#### Records provided:

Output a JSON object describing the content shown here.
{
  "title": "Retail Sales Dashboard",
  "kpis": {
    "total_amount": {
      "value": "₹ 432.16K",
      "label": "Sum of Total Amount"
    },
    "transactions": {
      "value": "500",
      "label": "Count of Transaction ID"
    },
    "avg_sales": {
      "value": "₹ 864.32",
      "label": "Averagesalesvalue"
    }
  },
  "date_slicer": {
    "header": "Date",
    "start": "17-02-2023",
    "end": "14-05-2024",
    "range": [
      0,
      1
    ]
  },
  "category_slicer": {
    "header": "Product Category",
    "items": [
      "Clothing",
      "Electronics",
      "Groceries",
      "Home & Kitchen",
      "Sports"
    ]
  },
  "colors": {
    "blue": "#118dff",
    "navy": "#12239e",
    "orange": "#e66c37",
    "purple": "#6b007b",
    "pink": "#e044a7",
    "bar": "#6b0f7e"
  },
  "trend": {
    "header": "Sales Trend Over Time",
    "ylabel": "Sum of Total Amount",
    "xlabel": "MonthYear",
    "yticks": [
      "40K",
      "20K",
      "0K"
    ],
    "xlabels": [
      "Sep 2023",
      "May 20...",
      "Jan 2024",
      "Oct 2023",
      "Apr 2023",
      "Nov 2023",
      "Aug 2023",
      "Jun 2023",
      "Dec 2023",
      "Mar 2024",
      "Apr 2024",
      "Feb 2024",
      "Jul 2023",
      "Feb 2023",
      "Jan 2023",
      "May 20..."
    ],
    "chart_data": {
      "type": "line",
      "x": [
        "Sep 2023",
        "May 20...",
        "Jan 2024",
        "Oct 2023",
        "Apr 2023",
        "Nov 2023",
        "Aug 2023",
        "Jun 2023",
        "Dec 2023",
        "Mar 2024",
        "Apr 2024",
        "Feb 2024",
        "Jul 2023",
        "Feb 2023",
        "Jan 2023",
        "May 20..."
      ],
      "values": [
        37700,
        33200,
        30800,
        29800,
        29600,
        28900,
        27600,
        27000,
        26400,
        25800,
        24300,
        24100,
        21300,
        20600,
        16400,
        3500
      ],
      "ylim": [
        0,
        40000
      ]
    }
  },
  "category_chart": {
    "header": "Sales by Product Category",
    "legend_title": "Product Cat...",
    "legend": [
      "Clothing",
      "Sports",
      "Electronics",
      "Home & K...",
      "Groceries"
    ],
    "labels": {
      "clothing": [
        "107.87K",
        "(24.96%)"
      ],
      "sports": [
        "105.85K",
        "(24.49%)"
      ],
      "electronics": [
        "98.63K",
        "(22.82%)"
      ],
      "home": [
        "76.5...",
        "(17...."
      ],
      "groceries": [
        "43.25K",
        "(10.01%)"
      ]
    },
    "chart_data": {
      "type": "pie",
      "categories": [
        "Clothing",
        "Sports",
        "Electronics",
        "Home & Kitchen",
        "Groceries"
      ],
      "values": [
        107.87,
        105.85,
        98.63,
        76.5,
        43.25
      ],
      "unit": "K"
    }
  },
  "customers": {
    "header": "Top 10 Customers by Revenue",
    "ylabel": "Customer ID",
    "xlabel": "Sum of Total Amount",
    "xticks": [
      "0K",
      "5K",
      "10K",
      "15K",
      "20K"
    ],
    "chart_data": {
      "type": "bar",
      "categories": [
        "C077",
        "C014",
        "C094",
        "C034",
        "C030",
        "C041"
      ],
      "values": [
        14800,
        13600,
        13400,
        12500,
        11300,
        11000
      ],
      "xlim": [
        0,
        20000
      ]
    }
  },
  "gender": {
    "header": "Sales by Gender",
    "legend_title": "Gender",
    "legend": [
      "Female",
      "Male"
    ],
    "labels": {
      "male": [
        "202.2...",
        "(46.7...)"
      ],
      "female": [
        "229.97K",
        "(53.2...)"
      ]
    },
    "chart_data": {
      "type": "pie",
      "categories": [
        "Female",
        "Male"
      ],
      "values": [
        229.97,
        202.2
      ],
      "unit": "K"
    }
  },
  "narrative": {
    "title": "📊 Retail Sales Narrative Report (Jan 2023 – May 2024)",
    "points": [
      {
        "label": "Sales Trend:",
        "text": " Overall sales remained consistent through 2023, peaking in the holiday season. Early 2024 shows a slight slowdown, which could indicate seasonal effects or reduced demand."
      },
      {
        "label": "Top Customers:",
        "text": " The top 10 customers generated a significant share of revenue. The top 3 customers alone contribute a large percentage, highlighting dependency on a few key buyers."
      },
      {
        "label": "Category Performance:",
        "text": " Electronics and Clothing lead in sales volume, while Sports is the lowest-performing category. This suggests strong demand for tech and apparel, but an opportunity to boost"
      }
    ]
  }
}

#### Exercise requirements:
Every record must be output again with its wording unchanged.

#### Task output:
Output a JSON object describing the content shown here.
{
  "title": "Retail Sales Dashboard",
  "kpis": {
    "total_amount": {
      "value": "₹ 432.16K",
      "label": "Sum of Total Amount"
    },
    "transactions": {
      "value": "500",
      "label": "Count of Transaction ID"
    },
    "avg_sales": {
      "value": "₹ 864.32",
      "label": "Averagesalesvalue"
    }
  },
  "date_slicer": {
    "header": "Date",
    "start": "17-02-2023",
    "end": "14-05-2024",
    "range": [
      0,
      1
    ]
  },
  "category_slicer": {
    "header": "Product Category",
    "items": [
      "Clothing",
      "Electronics",
      "Groceries",
      "Home & Kitchen",
      "Sports"
    ]
  },
  "colors": {
    "blue": "#118dff",
    "navy": "#12239e",
    "orange": "#e66c37",
    "purple": "#6b007b",
    "pink": "#e044a7",
    "bar": "#6b0f7e"
  },
  "trend": {
    "header": "Sales Trend Over Time",
    "ylabel": "Sum of Total Amount",
    "xlabel": "MonthYear",
    "yticks": [
      "40K",
      "20K",
      "0K"
    ],
    "xlabels": [
      "Sep 2023",
      "May 20...",
      "Jan 2024",
      "Oct 2023",
      "Apr 2023",
      "Nov 2023",
      "Aug 2023",
      "Jun 2023",
      "Dec 2023",
      "Mar 2024",
      "Apr 2024",
      "Feb 2024",
      "Jul 2023",
      "Feb 2023",
      "Jan 2023",
      "May 20..."
    ],
    "chart_data": {
      "type": "line",
      "x": [
        "Sep 2023",
        "May 20...",
        "Jan 2024",
        "Oct 2023",
        "Apr 2023",
        "Nov 2023",
        "Aug 2023",
        "Jun 2023",
        "Dec 2023",
        "Mar 2024",
        "Apr 2024",
        "Feb 2024",
        "Jul 2023",
        "Feb 2023",
        "Jan 2023",
        "May 20..."
      ],
      "values": [
        37700,
        33200,
        30800,
        29800,
        29600,
        28900,
        27600,
        27000,
        26400,
        25800,
        24300,
        24100,
        21300,
        20600,
        16400,
        3500
      ],
      "ylim": [
        0,
        40000
      ]
    }
  },
  "category_chart": {
    "header": "Sales by Product Category",
    "legend_title": "Product Cat...",
    "legend": [
      "Clothing",
      "Sports",
      "Electronics",
      "Home & K...",
      "Groceries"
    ],
    "labels": {
      "clothing": [
        "107.87K",
        "(24.96%)"
      ],
      "sports": [
        "105.85K",
        "(24.49%)"
      ],
      "electronics": [
        "98.63K",
        "(22.82%)"
      ],
      "home": [
        "76.5...",
        "(17...."
      ],
      "groceries": [
        "43.25K",
        "(10.01%)"
      ]
    },
    "chart_data": {
      "type": "pie",
      "categories": [
        "Clothing",
        "Sports",
        "Electronics",
        "Home & Kitchen",
        "Groceries"
      ],
      "values": [
        107.87,
        105.85,
        98.63,
        76.5,
        43.25
      ],
      "unit": "K"
    }
  },
  "customers": {
    "header": "Top 10 Customers by Revenue",
    "ylabel": "Customer ID",
    "xlabel": "Sum of Total Amount",
    "xticks": [
      "0K",
      "5K",
      "10K",
      "15K",
      "20K"
    ],
    "chart_data": {
      "type": "bar",
      "categories": [
        "C077",
        "C014",
        "C094",
        "C034",
        "C030",
        "C041"
      ],
      "values": [
        14800,
        13600,
        13400,
        12500,
        11300,
        11000
      ],
      "xlim": [
        0,
        20000
      ]
    }
  },
  "gender": {
    "header": "Sales by Gender",
    "legend_title": "Gender",
    "legend": [
      "Female",
      "Male"
    ],
    "labels": {
      "male": [
        "202.2...",
        "(46.7...)"
      ],
      "female": [
        "229.97K",
        "(53.2...)"
      ]
    },
    "chart_data": {
      "type": "pie",
      "categories": [
        "Female",
        "Male"
      ],
      "values": [
        229.97,
        202.2
      ],
      "unit": "K"
    }
  },
  "narrative": {
    "title": "📊 Retail Sales Narrative Report (Jan 2023 – May 2024)",
    "points": [
      {
        "label": "Sales Trend:",
        "text": " Overall sales remained consistent through 2023, peaking in the holiday season. Early 2024 shows a slight slowdown, which could indicate seasonal effects or reduced demand."
      },
      {
        "label": "Top Customers:",
        "text": " The top 10 customers generated a significant share of revenue. The top 3 customers alone contribute a large percentage, highlighting dependency on a few key buyers."
      },
      {
        "label": "Category Performance:",
        "text": " Electronics and Clothing lead in sales volume, while Sports is the lowest-performing category. This suggests strong demand for tech and apparel, but an opportunity to boost"
      }
    ]
  }
}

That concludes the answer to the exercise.